Well-Being Australia chairman Mark Tronson claims there is ample evidence for this and as a macro example, Spain's fiscal predicament in a case in point.
In a recent article in the Sydney Morning Herald it explained Spain is faced with a fragile banking sector. Central bankers in Madrid said the country's lenders were saddled with problem property loans which totalled €184 billion ($234 billion), about 60 per cent of their property portfolios. (www.smh.com.au)
In other words, as one interpretation, property was seen as such a good investment some years ago that too much money went into property. The precursor was that too much property was invested in and reduced the value of that investment on the one hand, and on the other, as there was so much property the returns on that investment became less than the outgoings. The result for many was financial disaster.
Mark Tronson says these waves of investment interest are seen throughout history. Consider shares, property, gold, precious gems, stamps and whatever else. This he says, applies to everything in life. If someone eats too much ice cream day in and day out over a period of time, inevitably that person turns off eating ice cream. The illustrations are endless.
History of Christianity
The history of Christianity in England and America, claims Mark Tronson, has also evidenced these kinds of swings. Where several generations of evangelical Christians gave emphasis to one genre of theology, that 'that emphasis' eventually waned.
He provides the following examples: Puritanism in the eighteenth century brought the theological emphasis of Holiness to the fore. A century later the same theological clime saw Futurism take theological precedence. A century later Discipleship and Church Small Groups became the end-all.
The mega-church as opposed to the small shop-corner church in his view is in the midst of such a swing. There is a view that the small shop-corner church is the UK and America is in the throws of being revived after fifty years of struggling.
The mega-church has many of the resources to engage in mass media and television along with benevolent services both at home and abroad. The shop-corner church provides individual identity and significant value amongst a close knit group of believers. Research has shown that many congregants feel very comfortable within a small setting where they feel an intimacy and of personal value where their voice is heard and acknowledged.
On the other hand, many of the yuppie set want a large situation where they can enjoy the worship and do not have the time to be any further involved.
What is happening, in Mark Tronson's view, is that this yuppy set of the past three decades (whose financial contributions helped funded these mega-churches) are now in situations where they have a personal invigoration to get involved in church life. A dribble are returning to shop-corner churches and this is expected to grow.

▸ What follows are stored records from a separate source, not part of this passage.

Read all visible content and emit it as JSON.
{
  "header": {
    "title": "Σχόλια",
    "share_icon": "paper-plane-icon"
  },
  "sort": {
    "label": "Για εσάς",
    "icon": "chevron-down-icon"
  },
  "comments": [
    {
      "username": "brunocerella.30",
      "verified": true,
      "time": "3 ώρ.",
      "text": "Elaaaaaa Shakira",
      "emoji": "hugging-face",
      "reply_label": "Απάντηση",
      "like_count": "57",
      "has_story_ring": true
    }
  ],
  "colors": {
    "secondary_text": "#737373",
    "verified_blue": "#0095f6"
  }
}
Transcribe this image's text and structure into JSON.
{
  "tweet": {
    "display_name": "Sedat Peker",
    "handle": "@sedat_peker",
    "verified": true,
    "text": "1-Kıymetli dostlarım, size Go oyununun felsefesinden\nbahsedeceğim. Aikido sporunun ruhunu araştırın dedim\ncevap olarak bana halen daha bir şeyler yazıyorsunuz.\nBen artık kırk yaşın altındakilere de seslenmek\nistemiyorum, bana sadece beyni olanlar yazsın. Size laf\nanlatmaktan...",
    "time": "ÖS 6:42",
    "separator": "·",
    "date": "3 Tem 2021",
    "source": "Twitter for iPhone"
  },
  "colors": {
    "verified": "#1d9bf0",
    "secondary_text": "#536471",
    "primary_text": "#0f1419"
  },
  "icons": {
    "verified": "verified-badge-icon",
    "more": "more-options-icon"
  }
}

Moreover there are concerns abroad the wider church of the humongous amounts of money passing through mega 'City Harvest Church' coffers. The most recent example was Singapore's mega church senior pastor and two others arrested for allegedly misusing $18m of church funds. (au.christiantoday.com)
It is this constant ebb and flow with its historical traceable pathways illustrates that, as Solomon said, nothing is new under the sun. Wiser heads within denominations are recognising that such situations are nothing to be afraid of, rather endorsed and supported.
Dr Mark Tronson is a Baptist minister (retired) who served as the Australian cricket team chaplain for 17 years (2000 ret) and established Life After Cricket in 2001. He was recognised by the Olympic Ministry Medal in 2009 presented by Carl Lewis Olympian of the Century. He has written 24 books, and enjoys writing. He is married to Delma, with four adult children and grand-children.
Mark Tronson's archive of articles can be viewed at www.pressserviceinternational.org/mark-tronson.html